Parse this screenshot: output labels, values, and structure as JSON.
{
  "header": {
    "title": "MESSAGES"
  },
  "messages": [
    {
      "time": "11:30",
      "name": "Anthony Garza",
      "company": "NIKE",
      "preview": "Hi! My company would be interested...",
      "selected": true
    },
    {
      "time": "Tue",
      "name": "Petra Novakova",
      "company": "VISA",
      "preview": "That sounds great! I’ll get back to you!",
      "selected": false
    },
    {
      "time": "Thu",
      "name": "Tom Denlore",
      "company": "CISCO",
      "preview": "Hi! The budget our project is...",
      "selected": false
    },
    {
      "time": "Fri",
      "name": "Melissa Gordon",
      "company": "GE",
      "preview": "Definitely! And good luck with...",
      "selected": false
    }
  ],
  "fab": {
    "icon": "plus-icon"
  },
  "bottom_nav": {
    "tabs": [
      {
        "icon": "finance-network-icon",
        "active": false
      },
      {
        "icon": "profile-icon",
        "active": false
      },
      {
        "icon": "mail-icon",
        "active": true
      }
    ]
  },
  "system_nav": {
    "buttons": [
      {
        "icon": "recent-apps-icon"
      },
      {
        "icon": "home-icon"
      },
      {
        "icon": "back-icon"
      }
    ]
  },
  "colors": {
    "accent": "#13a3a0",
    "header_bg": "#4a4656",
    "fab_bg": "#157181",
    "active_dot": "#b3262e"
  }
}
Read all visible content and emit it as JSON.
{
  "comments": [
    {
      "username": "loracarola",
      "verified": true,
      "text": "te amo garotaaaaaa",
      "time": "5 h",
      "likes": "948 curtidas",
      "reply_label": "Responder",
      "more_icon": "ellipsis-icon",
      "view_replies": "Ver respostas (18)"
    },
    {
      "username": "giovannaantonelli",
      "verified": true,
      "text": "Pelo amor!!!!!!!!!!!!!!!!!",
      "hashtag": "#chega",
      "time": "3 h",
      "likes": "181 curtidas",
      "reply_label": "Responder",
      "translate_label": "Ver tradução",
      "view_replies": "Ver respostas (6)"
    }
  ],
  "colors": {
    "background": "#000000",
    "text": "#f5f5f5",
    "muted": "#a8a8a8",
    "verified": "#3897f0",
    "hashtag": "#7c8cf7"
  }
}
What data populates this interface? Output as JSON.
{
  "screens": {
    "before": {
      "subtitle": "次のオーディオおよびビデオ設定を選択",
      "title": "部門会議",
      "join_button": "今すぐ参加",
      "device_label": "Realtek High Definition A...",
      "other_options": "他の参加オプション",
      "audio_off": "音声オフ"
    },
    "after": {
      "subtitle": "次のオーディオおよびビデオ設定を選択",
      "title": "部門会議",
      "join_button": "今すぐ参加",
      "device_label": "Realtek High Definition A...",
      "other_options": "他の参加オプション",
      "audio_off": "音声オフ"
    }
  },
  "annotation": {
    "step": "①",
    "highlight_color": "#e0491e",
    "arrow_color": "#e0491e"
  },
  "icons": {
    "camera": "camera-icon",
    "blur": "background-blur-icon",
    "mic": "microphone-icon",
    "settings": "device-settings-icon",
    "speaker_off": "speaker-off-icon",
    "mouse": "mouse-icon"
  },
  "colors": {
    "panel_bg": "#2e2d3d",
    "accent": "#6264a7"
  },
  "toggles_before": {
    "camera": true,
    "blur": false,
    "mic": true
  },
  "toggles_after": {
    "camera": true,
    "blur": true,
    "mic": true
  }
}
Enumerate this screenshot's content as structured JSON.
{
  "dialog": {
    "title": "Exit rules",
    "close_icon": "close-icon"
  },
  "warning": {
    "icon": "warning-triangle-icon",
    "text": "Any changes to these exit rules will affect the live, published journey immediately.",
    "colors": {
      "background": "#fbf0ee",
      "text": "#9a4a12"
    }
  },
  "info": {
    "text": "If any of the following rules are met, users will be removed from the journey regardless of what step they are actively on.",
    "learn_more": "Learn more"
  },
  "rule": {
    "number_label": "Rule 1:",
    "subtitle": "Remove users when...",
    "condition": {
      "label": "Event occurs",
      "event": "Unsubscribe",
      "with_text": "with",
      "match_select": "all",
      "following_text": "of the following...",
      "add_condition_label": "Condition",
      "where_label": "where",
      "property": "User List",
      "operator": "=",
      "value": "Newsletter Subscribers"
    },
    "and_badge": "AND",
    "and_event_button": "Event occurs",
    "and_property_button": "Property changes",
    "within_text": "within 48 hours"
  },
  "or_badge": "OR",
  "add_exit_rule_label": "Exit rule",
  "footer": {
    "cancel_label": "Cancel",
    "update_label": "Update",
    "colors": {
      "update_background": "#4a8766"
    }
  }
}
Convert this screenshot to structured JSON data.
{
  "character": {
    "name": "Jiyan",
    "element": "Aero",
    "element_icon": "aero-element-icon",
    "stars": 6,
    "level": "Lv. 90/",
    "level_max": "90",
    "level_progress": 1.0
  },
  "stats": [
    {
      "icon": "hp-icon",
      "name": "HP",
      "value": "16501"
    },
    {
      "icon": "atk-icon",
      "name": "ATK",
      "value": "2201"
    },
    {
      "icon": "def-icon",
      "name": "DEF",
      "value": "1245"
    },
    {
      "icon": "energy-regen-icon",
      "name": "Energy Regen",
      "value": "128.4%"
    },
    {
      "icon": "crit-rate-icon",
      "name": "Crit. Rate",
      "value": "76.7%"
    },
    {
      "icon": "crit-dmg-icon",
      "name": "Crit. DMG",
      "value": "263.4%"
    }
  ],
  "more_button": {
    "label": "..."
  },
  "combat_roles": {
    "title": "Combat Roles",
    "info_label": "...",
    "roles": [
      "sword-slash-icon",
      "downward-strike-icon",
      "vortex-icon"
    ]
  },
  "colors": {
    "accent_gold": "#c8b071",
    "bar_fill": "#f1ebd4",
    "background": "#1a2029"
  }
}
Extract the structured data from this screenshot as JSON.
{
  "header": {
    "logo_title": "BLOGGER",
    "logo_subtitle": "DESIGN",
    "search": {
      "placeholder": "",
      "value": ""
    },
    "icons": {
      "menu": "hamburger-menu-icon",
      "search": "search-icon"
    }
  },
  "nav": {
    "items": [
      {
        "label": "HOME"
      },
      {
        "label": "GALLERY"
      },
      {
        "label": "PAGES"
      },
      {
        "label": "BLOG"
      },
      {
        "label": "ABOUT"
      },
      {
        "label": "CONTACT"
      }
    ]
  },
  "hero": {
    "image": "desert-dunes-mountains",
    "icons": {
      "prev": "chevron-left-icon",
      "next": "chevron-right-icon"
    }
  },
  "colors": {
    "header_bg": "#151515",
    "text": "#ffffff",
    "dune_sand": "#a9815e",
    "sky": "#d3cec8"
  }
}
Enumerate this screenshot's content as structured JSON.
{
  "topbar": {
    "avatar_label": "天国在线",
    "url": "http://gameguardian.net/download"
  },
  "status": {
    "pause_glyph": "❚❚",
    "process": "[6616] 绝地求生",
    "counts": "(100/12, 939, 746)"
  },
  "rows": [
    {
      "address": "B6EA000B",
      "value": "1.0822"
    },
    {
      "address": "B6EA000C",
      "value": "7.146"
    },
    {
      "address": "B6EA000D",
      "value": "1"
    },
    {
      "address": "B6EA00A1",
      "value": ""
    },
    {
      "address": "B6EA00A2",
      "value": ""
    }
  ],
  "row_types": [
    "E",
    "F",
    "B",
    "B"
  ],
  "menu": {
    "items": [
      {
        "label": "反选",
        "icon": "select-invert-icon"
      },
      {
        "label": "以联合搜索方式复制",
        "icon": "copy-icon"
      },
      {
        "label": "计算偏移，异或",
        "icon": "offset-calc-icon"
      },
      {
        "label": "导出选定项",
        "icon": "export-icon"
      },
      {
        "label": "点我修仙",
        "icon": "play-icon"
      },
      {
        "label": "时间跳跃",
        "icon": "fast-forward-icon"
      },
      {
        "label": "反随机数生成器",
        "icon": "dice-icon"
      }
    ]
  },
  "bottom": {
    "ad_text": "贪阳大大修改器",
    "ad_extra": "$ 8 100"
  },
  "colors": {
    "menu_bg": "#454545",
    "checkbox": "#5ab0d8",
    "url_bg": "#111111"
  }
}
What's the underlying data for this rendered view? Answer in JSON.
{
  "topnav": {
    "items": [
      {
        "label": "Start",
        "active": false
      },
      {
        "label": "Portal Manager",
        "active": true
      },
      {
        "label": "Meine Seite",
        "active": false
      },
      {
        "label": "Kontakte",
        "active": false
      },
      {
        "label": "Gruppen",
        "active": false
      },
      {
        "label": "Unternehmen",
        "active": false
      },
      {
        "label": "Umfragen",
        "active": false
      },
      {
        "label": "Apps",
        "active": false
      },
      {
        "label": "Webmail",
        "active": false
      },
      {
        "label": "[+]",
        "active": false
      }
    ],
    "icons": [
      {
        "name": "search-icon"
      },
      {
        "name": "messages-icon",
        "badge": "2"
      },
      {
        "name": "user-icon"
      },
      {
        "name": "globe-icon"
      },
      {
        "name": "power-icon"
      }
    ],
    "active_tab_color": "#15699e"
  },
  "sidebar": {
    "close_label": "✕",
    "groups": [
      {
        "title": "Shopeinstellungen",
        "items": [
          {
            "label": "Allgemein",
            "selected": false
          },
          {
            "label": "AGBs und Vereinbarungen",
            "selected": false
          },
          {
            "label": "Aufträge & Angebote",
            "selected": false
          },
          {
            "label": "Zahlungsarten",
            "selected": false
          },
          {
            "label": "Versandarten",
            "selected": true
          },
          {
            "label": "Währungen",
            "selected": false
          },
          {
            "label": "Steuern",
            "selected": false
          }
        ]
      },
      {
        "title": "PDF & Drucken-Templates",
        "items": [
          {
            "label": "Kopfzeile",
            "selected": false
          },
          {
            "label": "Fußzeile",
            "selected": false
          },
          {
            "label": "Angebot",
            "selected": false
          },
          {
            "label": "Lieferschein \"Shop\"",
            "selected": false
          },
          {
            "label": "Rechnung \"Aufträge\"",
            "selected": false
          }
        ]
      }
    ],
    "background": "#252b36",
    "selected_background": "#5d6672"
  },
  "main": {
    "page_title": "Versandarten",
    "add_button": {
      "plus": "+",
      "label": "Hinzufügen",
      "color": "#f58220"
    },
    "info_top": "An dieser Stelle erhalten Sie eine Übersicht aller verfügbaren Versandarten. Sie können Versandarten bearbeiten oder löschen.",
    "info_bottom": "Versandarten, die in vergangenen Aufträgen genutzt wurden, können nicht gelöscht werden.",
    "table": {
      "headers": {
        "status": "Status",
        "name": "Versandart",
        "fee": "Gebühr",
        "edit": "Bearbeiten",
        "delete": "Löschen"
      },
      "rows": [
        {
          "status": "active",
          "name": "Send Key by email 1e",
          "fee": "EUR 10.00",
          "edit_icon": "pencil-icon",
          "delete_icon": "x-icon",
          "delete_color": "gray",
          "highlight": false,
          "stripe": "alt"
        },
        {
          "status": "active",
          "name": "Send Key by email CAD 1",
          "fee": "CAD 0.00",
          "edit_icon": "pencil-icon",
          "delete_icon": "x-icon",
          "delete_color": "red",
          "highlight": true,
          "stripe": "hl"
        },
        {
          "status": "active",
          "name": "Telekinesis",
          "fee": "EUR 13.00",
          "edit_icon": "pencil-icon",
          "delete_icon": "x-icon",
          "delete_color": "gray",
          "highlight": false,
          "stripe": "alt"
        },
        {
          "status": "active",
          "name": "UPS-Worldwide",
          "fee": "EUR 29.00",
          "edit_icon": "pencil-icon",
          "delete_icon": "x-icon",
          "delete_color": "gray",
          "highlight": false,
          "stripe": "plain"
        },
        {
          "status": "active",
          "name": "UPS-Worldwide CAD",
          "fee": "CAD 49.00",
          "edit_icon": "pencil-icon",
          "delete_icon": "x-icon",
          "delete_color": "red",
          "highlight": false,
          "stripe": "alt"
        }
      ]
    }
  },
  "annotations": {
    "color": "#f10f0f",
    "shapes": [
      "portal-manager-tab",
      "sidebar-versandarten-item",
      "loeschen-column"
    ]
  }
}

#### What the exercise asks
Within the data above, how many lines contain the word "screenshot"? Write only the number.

#### Written solution
5